* This gentleman was of Scotland, and bred at the university of Utrecht with the Earl of Mar. He served in Spain under Earl Rivers. After the peace, he was made one of the commissioners of the customs in Scotland, and then of taxes in England; in which having shewn himself for twenty years diligent, punctual, and incorruptible (though without any other assistance of fortune), he was suddenly displaced by the minister, in the sixty eighth year of his age, and died two months after, in 1741. He was a person of universal learning, and an enlarged conversation ; no man had a warmer heart for his friend, or a sincerer attachment to the constitution of his country: and yet, for all this, the public would never believe him to be the author of this Letter.
HIS PROLEGOMENA AND ILLUSTRATIONS
WITH THE HYPERCRITICS OF ARISTARCHUS.
DENNIS, Remarks on Prince Arthur. I
CANNOT but ihink it the most reasonable thing in the world to distinguish good writers, by discouraging the bad: nor is it an ill-natured thing, in relation even to the very persons upon whom the reflections are made. It is true, it may deprive them a little the sooner of a short profit and a transitory reputation; but then it may have a goud effect, and oblige them (before it be too late) to decline that for which they are so very unfit, and to have recourse to something in which they may be more successful.

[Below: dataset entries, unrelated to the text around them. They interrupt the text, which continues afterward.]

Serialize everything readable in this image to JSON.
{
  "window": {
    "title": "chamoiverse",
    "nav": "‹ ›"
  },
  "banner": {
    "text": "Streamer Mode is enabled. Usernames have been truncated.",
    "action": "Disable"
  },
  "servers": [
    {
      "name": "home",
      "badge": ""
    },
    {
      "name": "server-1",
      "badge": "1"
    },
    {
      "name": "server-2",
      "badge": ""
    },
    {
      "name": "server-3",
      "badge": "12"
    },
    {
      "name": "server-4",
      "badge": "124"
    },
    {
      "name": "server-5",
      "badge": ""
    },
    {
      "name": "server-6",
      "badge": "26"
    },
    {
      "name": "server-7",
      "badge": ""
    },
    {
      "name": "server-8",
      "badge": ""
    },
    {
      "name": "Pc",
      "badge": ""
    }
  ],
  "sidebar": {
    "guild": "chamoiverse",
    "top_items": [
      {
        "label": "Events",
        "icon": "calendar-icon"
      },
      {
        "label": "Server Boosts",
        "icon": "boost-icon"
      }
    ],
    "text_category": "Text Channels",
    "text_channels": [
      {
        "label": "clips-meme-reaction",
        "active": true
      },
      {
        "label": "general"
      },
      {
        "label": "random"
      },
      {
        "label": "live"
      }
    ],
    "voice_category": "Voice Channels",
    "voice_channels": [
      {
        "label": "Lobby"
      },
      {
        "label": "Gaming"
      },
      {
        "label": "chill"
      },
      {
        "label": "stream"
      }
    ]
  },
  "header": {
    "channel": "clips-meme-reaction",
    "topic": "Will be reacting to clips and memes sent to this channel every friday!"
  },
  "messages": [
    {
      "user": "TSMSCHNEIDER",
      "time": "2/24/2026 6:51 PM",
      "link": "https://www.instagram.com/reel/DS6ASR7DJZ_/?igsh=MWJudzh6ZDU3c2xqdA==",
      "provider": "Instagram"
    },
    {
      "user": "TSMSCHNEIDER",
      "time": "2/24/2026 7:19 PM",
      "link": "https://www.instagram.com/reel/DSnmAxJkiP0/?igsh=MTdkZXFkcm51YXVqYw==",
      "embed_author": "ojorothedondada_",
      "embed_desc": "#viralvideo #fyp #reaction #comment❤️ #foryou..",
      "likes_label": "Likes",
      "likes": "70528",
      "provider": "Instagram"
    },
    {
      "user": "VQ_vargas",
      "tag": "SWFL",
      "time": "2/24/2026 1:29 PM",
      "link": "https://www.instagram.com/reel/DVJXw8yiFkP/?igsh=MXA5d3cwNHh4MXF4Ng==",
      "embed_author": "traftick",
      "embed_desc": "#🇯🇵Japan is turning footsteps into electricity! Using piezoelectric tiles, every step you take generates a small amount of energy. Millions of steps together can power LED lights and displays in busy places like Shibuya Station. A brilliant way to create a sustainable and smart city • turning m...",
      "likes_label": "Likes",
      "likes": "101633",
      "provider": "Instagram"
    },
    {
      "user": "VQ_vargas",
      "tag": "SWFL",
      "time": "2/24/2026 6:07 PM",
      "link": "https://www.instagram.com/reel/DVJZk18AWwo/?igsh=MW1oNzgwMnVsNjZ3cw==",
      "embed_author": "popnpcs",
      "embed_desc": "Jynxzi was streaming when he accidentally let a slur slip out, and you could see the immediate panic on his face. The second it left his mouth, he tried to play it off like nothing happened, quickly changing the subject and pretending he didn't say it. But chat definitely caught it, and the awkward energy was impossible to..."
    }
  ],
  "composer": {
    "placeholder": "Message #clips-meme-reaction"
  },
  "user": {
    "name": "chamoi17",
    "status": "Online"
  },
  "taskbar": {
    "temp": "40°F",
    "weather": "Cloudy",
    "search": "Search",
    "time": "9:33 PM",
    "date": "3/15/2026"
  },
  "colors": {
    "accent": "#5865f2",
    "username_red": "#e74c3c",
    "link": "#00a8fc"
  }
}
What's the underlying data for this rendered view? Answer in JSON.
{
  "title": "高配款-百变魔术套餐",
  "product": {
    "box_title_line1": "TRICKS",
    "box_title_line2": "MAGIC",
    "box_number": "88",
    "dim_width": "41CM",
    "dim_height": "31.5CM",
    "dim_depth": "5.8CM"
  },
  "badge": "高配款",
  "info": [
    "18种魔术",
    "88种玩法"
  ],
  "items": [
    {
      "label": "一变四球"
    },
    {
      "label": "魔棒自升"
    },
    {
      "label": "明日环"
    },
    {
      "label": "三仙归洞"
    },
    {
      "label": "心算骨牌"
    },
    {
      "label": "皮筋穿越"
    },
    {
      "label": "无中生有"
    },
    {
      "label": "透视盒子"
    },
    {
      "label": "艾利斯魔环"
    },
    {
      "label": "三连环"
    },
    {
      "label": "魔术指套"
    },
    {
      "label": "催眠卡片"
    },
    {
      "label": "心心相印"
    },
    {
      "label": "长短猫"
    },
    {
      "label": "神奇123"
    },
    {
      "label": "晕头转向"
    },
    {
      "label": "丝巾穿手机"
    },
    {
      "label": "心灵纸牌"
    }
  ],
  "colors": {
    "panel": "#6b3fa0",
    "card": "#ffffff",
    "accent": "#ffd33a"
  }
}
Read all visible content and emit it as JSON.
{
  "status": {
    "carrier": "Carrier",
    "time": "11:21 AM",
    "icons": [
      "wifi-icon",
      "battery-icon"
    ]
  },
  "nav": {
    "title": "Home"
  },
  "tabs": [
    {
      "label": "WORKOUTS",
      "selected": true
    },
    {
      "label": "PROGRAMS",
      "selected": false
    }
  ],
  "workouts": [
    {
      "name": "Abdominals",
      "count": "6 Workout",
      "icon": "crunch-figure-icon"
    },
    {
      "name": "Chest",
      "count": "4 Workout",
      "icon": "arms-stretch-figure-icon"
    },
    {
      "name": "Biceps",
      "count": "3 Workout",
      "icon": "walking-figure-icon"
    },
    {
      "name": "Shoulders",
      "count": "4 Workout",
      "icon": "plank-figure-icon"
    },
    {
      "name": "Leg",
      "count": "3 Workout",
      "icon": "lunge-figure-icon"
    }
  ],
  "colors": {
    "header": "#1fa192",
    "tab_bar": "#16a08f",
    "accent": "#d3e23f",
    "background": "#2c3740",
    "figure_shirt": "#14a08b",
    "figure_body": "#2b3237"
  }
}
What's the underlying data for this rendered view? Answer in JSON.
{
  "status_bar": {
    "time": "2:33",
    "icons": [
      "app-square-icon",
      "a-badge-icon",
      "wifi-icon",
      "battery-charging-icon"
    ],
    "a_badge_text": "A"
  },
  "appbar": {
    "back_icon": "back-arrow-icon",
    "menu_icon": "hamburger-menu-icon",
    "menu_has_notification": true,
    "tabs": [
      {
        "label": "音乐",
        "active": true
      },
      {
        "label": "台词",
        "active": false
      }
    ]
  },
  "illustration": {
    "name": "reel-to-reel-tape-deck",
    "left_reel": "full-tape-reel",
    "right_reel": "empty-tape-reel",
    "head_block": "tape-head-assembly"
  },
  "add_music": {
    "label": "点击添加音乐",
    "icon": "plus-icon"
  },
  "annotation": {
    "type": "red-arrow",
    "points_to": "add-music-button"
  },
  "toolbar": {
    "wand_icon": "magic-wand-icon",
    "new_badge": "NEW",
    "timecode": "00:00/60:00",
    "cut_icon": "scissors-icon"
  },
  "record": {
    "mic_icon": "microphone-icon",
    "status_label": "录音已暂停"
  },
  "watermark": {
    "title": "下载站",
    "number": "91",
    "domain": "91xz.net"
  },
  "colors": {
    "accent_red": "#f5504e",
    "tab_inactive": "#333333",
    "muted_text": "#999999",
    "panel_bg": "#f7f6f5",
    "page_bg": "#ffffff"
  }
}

Character of Mr. P. 1716. The persons whom Boileau has attacked in his writings, have been for the most part authors, and most of those authors poeta; and the censures be hath passed upon them have been coniirmed by all Europe.
GILDON, Preface to his New Rehearsal. It is the common cry of the poetasters of the town, and their fantors, that it is an ill-natured thing to expose the pretenders to wit and poetry. The judges and agistrates may with full as good reason be reproached with ill-nature for putting the laws in execution against a thief or impostor. The same will hold in the Republic of Letters, if the critics and judges will let every ignorant pretender to scribbling pass on the world.
THEOBALD, Letter to Mist, June 22, 1798. Attacks may be levelled either against failures in genius, or against the preiensions of writing without one.
CONCANEN, Ded. to the Author of the Dunciad. A $atire upon duiness is a thing that has been used and allowed in all ages.
Out of thine own mouth will I judge thee, wicked Scribbler!